We mostly think of feminism as existing since the 1960s and ’70s during the era of bra burning and women’s lib. But the gender equality movement predates that cultural moment by a couple of hundred years, even if it wasn’t yet codified as it is now. The Edwardian era of England during the first decade of the 1900s was one of those periods of time where a counter-culture feminist movement gained some traction.
Within this setting, award-winning historian and author Mary M. Talbot, who wrote the acclaimed graphic novel Dotter of Her Father’s Eyes, imagines a fictional housemaid who gets swept up in the feminist militancy of the campaign to obtain the right to vote. The book is illustrated by Kate Charlesworth, based on layouts provided by Mary’s husband Bryan Talbot, also a respected graphic novel and comics creator.
This looks like a fascinating look at a period of time that doesn’t often get a lot of attention. It should also be interesting juxtaposed with our modern context, where discussions of body image, representation and modern feminism are ongoing.
Publisher: Abrams ComicArts
Ernie Colón is generally known by comics fans as a horror and children’s comics artist from the 1960s, ’70s and ’80s. But in 2006, he reinvented himself when he and writer Sid Jacobsen created a graphic novel adaptation of The 9/11 Commission Report. The book was able to take very dense and dry information about multiple tragic events happening simultaneously, and present them with visual clarity and humanity. There had been non-fiction comics and graphic novels in the past, but the book was a shot in the arm for the genre in comics. It proved that comics could do something that the written word could not. It did very well, so the duo teamed up again for several other non-fiction projects.

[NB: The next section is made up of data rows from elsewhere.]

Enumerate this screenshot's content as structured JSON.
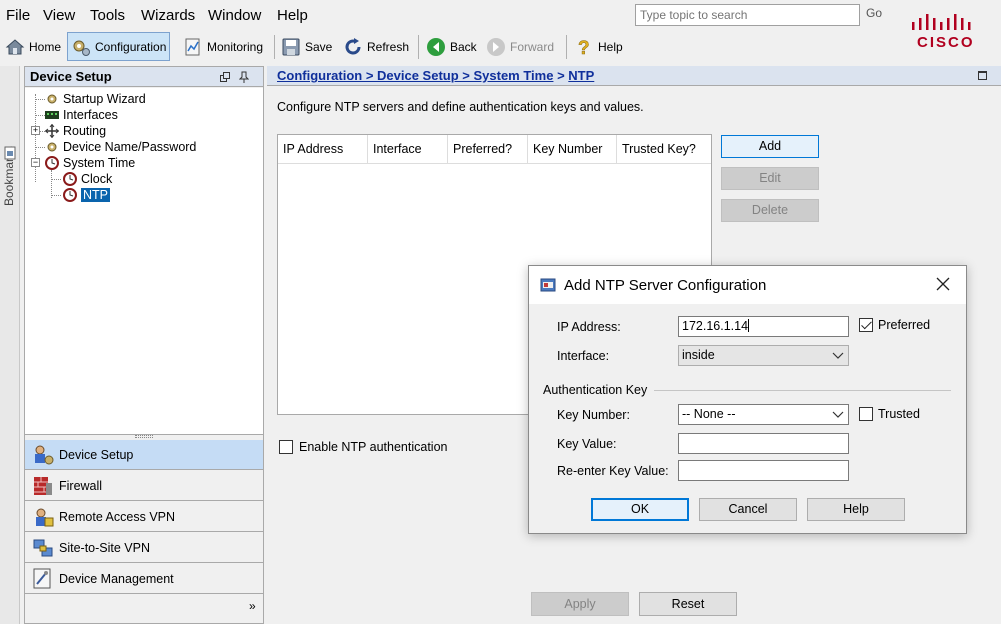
{
  "menu": {
    "items": [
      "File",
      "View",
      "Tools",
      "Wizards",
      "Window",
      "Help"
    ]
  },
  "search": {
    "placeholder": "Type topic to search",
    "go_label": "Go"
  },
  "brand": {
    "logo_text": "CISCO",
    "color": "#b1001f"
  },
  "toolbar": {
    "home": "Home",
    "configuration": "Configuration",
    "monitoring": "Monitoring",
    "save": "Save",
    "refresh": "Refresh",
    "back": "Back",
    "forward": "Forward",
    "help": "Help"
  },
  "bookmarks": {
    "label": "Bookmarks"
  },
  "left_panel": {
    "title": "Device Setup",
    "tree": {
      "startup_wizard": "Startup Wizard",
      "interfaces": "Interfaces",
      "routing": "Routing",
      "device_name_password": "Device Name/Password",
      "system_time": "System Time",
      "clock": "Clock",
      "ntp": "NTP"
    },
    "nav": {
      "device_setup": "Device Setup",
      "firewall": "Firewall",
      "remote_access_vpn": "Remote Access VPN",
      "site_to_site_vpn": "Site-to-Site VPN",
      "device_management": "Device Management"
    }
  },
  "breadcrumb": {
    "path": "Configuration > Device Setup > System Time",
    "separator": ">",
    "current": "NTP"
  },
  "main": {
    "description": "Configure NTP servers and define authentication keys and values.",
    "table": {
      "columns": [
        "IP Address",
        "Interface",
        "Preferred?",
        "Key Number",
        "Trusted Key?"
      ],
      "rows": []
    },
    "buttons": {
      "add": "Add",
      "edit": "Edit",
      "delete": "Delete"
    },
    "enable_auth_label": "Enable NTP authentication",
    "enable_auth_checked": false,
    "apply": "Apply",
    "reset": "Reset"
  },
  "dialog": {
    "title": "Add NTP Server Configuration",
    "ip_address_label": "IP Address:",
    "ip_address_value": "172.16.1.14",
    "preferred_label": "Preferred",
    "preferred_checked": true,
    "interface_label": "Interface:",
    "interface_value": "inside",
    "auth_group_label": "Authentication Key",
    "key_number_label": "Key Number:",
    "key_number_value": "-- None --",
    "trusted_label": "Trusted",
    "trusted_checked": false,
    "key_value_label": "Key Value:",
    "key_value": "",
    "reenter_label": "Re-enter Key Value:",
    "reenter_value": "",
    "ok": "OK",
    "cancel": "Cancel",
    "help": "Help"
  }
}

Colón returns with an adaptation of a commission report on another controversial event in American history, the assassination of President John F. Kennedy. As with The 9/11 Report, this take on The Warren Report challenges the conclusion of the report by placing visuals from conflicting narratives side-by-side, adding a dimension to the report that previously did not exist. As I have said before, I have a particular love for non-fiction comics, so I am excited to see this come out.
Colón is joined this time by writer Dan Mishkin. The two are most known for collaborating on the DC Comics fantasy mini-series Amethyst: Princess of Gemworld from 1983. And on art assist is cartoonist and teacher Jerzy Drozd.